-- Work instruction --
Because the pictures are not wanted, reproduce the rest of the records below exactly as they stand.

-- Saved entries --
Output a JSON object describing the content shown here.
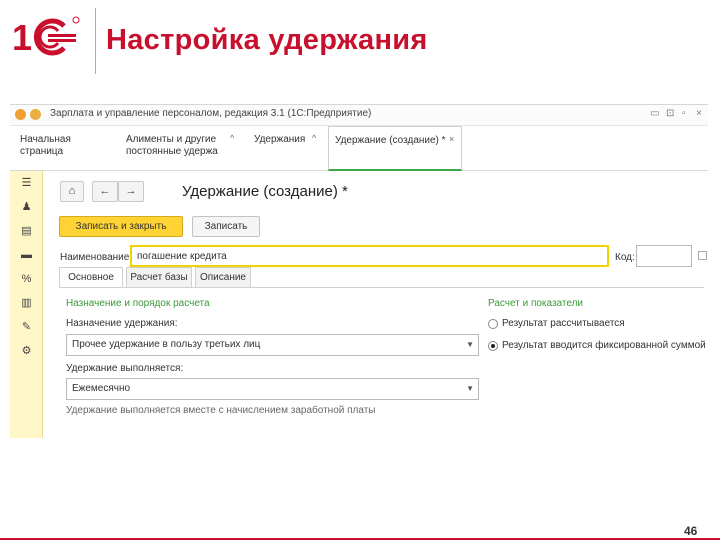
{
  "slide": {
    "title": "Настройка удержания",
    "page_number": "46"
  },
  "window": {
    "title_text": "Зарплата и управление персоналом, редакция 3.1 (1С:Предприятие)",
    "tabs": [
      {
        "label": "Начальная страница"
      },
      {
        "label": "Алименты и другие постоянные удержа"
      },
      {
        "label": "Удержания"
      },
      {
        "label": "Удержание (создание) *"
      }
    ]
  },
  "form": {
    "title": "Удержание (создание) *",
    "save_close_label": "Записать и закрыть",
    "save_label": "Записать",
    "name_label": "Наименование:",
    "name_value": "погашение кредита",
    "code_label": "Код:",
    "code_value": "",
    "tabs": [
      {
        "label": "Основное"
      },
      {
        "label": "Расчет базы"
      },
      {
        "label": "Описание"
      }
    ],
    "left_section": "Назначение и порядок расчета",
    "purpose_label": "Назначение удержания:",
    "purpose_value": "Прочее удержание в пользу третьих лиц",
    "frequency_label": "Удержание выполняется:",
    "frequency_value": "Ежемесячно",
    "hint_text": "Удержание выполняется вместе с начислением заработной платы",
    "right_section": "Расчет и показатели",
    "radio_options": [
      {
        "label": "Результат рассчитывается",
        "selected": false
      },
      {
        "label": "Результат вводится фиксированной суммой",
        "selected": true
      }
    ]
  },
  "colors": {
    "title_red": "#c8102e",
    "accent_yellow": "#ffd333",
    "sidebar_yellow": "#fff7c7",
    "green": "#3ea84a"
  }
}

-- Task solution --
Output a JSON object describing the content shown here.
{
  "slide": {
    "title": "Настройка удержания",
    "page_number": "46"
  },
  "window": {
    "title_text": "Зарплата и управление персоналом, редакция 3.1 (1С:Предприятие)",
    "tabs": [
      {
        "label": "Начальная страница"
      },
      {
        "label": "Алименты и другие постоянные удержа"
      },
      {
        "label": "Удержания"
      },
      {
        "label": "Удержание (создание) *"
      }
    ]
  },
  "form": {
    "title": "Удержание (создание) *",
    "save_close_label": "Записать и закрыть",
    "save_label": "Записать",
    "name_label": "Наименование:",
    "name_value": "погашение кредита",
    "code_label": "Код:",
    "code_value": "",
    "tabs": [
      {
        "label": "Основное"
      },
      {
        "label": "Расчет базы"
      },
      {
        "label": "Описание"
      }
    ],
    "left_section": "Назначение и порядок расчета",
    "purpose_label": "Назначение удержания:",
    "purpose_value": "Прочее удержание в пользу третьих лиц",
    "frequency_label": "Удержание выполняется:",
    "frequency_value": "Ежемесячно",
    "hint_text": "Удержание выполняется вместе с начислением заработной платы",
    "right_section": "Расчет и показатели",
    "radio_options": [
      {
        "label": "Результат рассчитывается",
        "selected": false
      },
      {
        "label": "Результат вводится фиксированной суммой",
        "selected": true
      }
    ]
  },
  "colors": {
    "title_red": "#c8102e",
    "accent_yellow": "#ffd333",
    "sidebar_yellow": "#fff7c7",
    "green": "#3ea84a"
  }
}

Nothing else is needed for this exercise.